“Let’s rely on the strongest evidence available on this topic, which concluded that the evidence does not suggest that calcium supplements cause heart attacks. And none of the studies associated dietary or dairy calcium with cardiovascular disease.”
10. The anti-wheat movement not slowing down. All year it was gluten this, gluten that after the release of Dr. William Davis’s Wheat Belly and, let’s face it, once Miley Cyrus publicized her weight loss after cutting out gluten. While those with celiac disease and gluten sensitivities rejoiced a growing awareness in the food industry and boon in the availability of palatable gluten-free products, the general public is continuing to jump on the GF bandwagon left, right and centre. But is there any evidence to support the Wheat Belly assertion that modern-day wheat is a scourge on our health? We say no. [Here’s a great Wheat Belly review by Desiree Neilsen, RD (favourite quote: “Swiss cheese-like holes in his logic”)].
Our take on the gluten-free frenzy? While there is little harm in going GF so long as your diet remains balanced, adopting a GF diet without any evidence of intolerance, sensitivity or allergy is largely unnecessary and quite expensive. And thinking that going gluten free will allow you to shed pounds without effort *may* work out… but there are some pretty tasty gluten-free cookies and cheezies on the market now! Let’s face it, we eat too much over-processed, refined, nutrient-stripped wheat in the form of hamburger buns, white pasta and junk food.
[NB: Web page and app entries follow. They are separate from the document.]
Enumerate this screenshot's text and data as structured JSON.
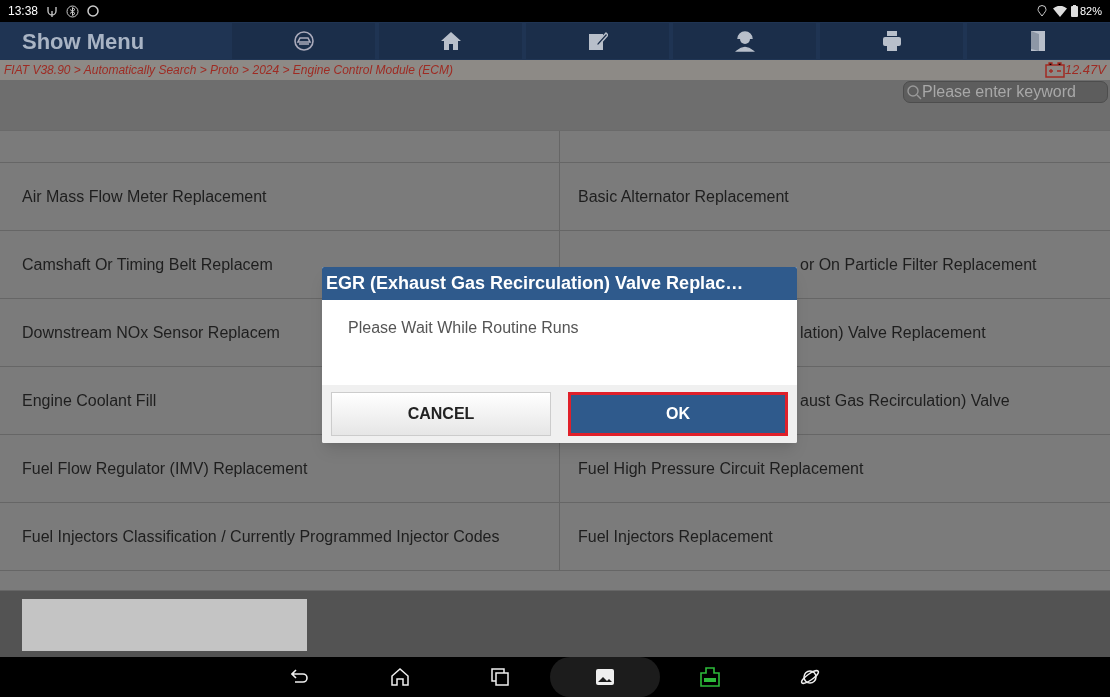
{
  "status_bar": {
    "time": "13:38",
    "battery": "82%"
  },
  "header": {
    "title": "Show Menu"
  },
  "breadcrumb": "FIAT V38.90 > Automatically Search > Proto > 2024 > Engine Control Module (ECM)",
  "voltage": "12.47V",
  "search": {
    "placeholder": "Please enter keyword"
  },
  "menu_rows": [
    [
      "Air Mass Flow Meter Replacement",
      "Basic Alternator Replacement"
    ],
    [
      "Camshaft Or Timing Belt Replacem",
      "or On Particle Filter Replacement"
    ],
    [
      "Downstream NOx Sensor Replacem",
      "lation) Valve Replacement"
    ],
    [
      "Engine Coolant Fill",
      "aust Gas Recirculation) Valve"
    ],
    [
      "Fuel Flow Regulator (IMV) Replacement",
      "Fuel High Pressure Circuit Replacement"
    ],
    [
      "Fuel Injectors Classification / Currently Programmed Injector Codes",
      "Fuel Injectors Replacement"
    ]
  ],
  "dialog": {
    "title": "EGR (Exhaust Gas Recirculation) Valve Replac…",
    "message": "Please Wait While Routine Runs",
    "buttons": [
      {
        "label": "CANCEL",
        "kind": "secondary",
        "focused": false
      },
      {
        "label": "OK",
        "kind": "primary",
        "focused": true
      }
    ]
  }
}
While the prevalence of celiac disease and gluten sensitivity do seem to be increasing, for the vast majority of us avoiding whole grain bulghur wheat when you could just cut out the fettuccine alfredo seems a bit misguided!
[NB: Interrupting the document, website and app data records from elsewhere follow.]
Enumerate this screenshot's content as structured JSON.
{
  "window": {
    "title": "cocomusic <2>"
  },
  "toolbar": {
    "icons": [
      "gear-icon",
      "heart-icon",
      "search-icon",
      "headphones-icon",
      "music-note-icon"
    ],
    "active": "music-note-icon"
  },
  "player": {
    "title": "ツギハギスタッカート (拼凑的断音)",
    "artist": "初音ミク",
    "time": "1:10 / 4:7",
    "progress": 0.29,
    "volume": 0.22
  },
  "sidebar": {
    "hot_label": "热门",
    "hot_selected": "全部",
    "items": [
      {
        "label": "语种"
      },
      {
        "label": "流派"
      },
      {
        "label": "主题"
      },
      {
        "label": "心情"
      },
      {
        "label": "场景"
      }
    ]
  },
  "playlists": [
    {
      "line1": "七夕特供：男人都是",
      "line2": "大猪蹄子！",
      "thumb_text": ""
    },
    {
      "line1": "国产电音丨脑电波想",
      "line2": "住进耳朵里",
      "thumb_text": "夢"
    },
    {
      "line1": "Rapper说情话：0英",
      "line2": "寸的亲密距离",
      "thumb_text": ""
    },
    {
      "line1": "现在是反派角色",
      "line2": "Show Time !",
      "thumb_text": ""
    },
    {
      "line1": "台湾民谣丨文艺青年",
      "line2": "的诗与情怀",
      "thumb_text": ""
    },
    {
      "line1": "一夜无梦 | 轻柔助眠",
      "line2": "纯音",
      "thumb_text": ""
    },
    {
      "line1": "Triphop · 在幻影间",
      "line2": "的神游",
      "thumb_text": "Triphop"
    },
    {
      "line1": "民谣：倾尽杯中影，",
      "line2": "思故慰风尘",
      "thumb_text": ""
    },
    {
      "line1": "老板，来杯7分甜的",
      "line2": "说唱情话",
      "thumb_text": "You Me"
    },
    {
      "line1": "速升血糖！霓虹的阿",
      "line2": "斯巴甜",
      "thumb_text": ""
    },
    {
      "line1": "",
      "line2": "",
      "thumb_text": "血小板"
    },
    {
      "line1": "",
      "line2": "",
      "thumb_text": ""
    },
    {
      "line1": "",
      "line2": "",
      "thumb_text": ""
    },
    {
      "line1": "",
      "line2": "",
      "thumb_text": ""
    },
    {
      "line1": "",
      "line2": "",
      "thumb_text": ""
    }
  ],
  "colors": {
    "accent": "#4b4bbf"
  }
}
What’s in store for 2013? Maybe the top food-related Google searches by Canadians in 2012 will give us a clue of things to come – bacon, poutine and maple syrup… delicious but not-exactly healthy tidings! Well, it can only get better from here!
Here are some other great “year in review” lists:
- Yahoo! Health: Biggest Health Stories of 2012
- CBC Radio: Top Health Stories for 2012 – Dr. Brian’s Picks
- Huffington Post: Biggest Health News Stories of 2012
Happy New Year from No Baloney!